    • Draft Consultation version 1.0.1 Australian Curriculum Year 10A Content descriptions Number and Algebra Statistics and Probability Measurement and Geometry 1. Surds 1. Bivariate data 1. Trigonometry Work fluently with operations with surds and Model linear relations in bivariate numerical Use the unit circle to graph trigonometric fractional indices and solve simple data sets using the least squares line of best functions and solve simple trigonometric exponential equations fit and interpret the result including using ICT equations 2. Recursion 2. Sine and cosine rule Apply recursive techniques to arithmetic Understand the sine and cosine rules and integer sequences, generalise the nth term apply these to solve problems involving non- and solve related problems right-angled triangles 3. Functions and relations Solve a wide range of quadratic equations and construct graphs of parabolas and circles Achievement standard (Year 10A) In addition to the Year 10 achievement standard, by the end of 10A students are able to reason mathematically in a wide range of contexts.
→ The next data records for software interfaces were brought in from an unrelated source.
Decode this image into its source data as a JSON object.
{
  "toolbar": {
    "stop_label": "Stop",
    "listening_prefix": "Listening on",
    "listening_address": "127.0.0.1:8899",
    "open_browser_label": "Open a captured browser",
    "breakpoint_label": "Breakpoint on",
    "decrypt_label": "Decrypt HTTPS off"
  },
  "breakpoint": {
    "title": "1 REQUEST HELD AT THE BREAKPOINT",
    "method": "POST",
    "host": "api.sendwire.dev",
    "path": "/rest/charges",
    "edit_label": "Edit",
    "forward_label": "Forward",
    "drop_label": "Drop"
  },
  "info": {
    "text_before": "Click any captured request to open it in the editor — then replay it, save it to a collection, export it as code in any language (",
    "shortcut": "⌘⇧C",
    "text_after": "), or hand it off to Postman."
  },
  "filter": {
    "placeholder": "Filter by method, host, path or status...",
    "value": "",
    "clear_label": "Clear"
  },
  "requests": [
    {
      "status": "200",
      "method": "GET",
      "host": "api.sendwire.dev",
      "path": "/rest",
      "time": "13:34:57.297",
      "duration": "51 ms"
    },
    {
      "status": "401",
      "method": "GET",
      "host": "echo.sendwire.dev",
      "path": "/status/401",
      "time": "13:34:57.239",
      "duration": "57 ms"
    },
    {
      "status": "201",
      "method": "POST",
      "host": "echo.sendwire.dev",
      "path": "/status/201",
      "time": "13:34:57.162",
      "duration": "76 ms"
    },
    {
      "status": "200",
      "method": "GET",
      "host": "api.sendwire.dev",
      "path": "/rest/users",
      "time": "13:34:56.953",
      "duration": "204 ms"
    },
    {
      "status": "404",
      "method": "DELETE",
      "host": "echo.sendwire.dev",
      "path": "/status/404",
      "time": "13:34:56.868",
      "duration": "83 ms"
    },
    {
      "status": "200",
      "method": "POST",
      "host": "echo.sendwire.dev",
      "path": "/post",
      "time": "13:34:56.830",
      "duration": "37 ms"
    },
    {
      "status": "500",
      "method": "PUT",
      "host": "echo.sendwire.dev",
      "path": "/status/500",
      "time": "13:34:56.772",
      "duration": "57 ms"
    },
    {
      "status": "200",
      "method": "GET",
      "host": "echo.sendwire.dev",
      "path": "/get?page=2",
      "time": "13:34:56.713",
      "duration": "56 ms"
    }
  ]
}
Their understanding of the real number system is extended to irrational numbers including surds. They can use algebraic, including recursive, techniques to solve equations including quadratics and simple exponential equations. They can model linear relationships in bivariate data and are able to solve trigonometric equations and use trigonometric relationships to solve problems involving non-right-angled triangles.ACARA Australian Curriculum Consultation Portal 5/03/2010 22